Physiatry (Physical Medicine and Rehabilitation)

This information is useful for children and adults
woman dancing, possibly after treatment from a physiatrist

When the pain in your hip or your knee from that old sports injury is getting worse, you might worry that the doctor will recommend surgery. But many people don’t realize that most often musculoskeletal pain can be treated without surgery. In fact, the best specialist to see may be a physiatrist, a physician who specializes in nonsurgical musculoskeletal care.

Physiatrists, also known as physical medicine and rehabilitation (PM&R) specialists, are doctors who have completed many years of advanced training including medical school, residency, and, frequently, fellowship training—to specialize in areas such as interventional spine and sports medicine. Treating the person, not just the problem, is central to the care they provide. So, in addition to asking about your particular problem, a physiatrist may ask about your related medical, daily lifestyle, and occupational needs, and ergonomics.

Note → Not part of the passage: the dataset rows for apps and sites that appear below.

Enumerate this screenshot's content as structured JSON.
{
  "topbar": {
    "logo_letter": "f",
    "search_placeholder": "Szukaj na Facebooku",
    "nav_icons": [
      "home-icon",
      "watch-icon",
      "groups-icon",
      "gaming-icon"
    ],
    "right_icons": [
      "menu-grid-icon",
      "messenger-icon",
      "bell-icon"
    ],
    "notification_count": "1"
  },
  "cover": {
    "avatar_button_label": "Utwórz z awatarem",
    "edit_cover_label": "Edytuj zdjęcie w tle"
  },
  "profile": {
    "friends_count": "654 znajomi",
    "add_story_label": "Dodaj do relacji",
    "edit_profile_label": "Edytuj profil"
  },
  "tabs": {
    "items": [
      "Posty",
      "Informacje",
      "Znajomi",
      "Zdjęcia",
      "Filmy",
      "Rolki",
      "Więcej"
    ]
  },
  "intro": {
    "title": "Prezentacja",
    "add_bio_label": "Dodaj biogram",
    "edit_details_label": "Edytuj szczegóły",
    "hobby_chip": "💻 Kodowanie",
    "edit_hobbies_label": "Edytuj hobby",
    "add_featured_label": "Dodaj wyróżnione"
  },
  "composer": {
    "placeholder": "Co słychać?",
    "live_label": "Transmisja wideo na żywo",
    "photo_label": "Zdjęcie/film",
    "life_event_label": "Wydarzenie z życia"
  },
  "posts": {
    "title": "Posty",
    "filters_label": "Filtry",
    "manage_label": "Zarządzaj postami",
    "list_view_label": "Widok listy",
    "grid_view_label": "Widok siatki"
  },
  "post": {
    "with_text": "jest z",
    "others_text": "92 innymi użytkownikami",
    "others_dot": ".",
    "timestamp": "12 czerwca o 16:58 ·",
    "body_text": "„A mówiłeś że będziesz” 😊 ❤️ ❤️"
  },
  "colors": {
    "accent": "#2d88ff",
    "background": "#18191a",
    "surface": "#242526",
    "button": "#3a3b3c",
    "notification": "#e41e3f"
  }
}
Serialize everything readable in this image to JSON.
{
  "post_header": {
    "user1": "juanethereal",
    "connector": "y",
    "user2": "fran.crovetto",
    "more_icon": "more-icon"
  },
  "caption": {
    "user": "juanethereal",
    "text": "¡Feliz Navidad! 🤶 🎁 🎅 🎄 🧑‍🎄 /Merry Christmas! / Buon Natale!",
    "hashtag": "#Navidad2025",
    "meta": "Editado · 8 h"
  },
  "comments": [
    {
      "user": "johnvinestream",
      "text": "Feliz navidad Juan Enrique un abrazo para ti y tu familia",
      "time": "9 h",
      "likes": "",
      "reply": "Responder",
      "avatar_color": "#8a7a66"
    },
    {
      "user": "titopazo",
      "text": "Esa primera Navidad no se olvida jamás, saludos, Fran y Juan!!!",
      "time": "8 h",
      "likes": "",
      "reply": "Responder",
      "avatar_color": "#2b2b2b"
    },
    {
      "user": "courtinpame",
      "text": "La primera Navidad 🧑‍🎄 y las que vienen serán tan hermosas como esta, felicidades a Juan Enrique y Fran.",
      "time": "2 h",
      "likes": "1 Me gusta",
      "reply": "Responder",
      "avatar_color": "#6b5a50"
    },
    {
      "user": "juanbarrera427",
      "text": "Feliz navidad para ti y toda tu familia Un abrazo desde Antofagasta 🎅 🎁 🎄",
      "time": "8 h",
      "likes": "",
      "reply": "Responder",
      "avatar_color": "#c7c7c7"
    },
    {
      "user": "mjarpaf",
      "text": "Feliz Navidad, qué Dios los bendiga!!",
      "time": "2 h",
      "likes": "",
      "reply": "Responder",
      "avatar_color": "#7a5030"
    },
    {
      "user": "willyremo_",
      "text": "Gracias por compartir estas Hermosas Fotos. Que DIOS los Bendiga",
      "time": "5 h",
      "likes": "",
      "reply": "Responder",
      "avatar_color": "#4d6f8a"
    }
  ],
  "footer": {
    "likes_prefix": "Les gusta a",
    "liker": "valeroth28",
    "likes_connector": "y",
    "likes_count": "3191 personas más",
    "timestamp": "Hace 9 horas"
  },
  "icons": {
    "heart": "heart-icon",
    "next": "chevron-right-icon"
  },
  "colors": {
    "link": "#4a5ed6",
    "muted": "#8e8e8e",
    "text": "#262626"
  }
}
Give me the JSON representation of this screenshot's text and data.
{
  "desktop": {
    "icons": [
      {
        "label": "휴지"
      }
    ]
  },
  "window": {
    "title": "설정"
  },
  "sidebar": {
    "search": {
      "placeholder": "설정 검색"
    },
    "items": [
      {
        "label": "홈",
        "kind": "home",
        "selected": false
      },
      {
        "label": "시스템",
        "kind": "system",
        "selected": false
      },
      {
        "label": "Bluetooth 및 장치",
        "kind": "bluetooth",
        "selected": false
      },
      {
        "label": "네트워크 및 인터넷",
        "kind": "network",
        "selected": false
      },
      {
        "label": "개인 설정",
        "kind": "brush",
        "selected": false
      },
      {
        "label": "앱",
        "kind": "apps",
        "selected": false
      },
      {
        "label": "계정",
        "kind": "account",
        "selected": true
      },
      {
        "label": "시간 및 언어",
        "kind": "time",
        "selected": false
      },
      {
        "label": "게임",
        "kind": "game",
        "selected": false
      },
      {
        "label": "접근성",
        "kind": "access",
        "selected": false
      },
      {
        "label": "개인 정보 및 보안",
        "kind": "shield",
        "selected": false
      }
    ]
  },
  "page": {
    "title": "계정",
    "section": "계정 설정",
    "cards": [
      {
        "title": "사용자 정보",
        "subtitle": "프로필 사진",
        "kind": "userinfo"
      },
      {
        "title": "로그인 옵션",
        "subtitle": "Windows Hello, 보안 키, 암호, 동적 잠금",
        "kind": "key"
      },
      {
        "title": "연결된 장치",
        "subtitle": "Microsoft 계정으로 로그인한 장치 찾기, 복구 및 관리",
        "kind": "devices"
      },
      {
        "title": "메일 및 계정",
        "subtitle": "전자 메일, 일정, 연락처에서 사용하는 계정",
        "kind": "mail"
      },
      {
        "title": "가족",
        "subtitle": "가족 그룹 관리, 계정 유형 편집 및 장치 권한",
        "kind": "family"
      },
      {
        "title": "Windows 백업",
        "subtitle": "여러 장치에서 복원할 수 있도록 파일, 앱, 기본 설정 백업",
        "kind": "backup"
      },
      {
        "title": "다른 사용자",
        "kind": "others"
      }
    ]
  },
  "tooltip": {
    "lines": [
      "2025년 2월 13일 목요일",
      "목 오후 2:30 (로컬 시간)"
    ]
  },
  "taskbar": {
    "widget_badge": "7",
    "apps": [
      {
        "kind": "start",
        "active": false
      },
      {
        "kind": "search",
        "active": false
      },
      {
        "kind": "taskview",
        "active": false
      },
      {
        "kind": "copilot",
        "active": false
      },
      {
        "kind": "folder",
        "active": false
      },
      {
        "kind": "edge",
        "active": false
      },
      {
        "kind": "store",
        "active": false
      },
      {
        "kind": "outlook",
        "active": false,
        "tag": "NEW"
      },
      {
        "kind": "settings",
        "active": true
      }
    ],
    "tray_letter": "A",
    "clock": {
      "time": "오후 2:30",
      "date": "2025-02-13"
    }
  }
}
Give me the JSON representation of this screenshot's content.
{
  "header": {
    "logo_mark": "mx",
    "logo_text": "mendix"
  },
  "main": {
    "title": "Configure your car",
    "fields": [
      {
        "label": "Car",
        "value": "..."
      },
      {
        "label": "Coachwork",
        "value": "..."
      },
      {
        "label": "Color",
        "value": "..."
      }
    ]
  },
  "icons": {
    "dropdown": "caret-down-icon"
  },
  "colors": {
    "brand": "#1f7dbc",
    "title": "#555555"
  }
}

“Physiatry is an extensive multifaceted field with many sub-specialties, but really the end goal is all the same—it’s to promote independence, maximize function, and enhance quality of life,” says Eric K. Holder, MD, a physiatrist who specializes in musculoskeletal medicine and spine care at the Center for Musculoskeletal Care (CMC). The CMC is a collaboration between Yale Medicine and the Yale New Haven Health System, and has offices in Stamford, North Haven, Old Saybrook, and the Spine Center in New Haven. 

“I see patients in all age ranges from the young adult years well into the geriatric years," Dr. Holder says. "Our goal is to provide evidence-based, comprehensive nonsurgical musculoskeletal care. To do this, we listen to our patients’ stories and functional goals, as well as perform thorough examinations in order to make an appropriate diagnosis. Then, we partner with our patients to formulate treat plans to help them reach their goals.”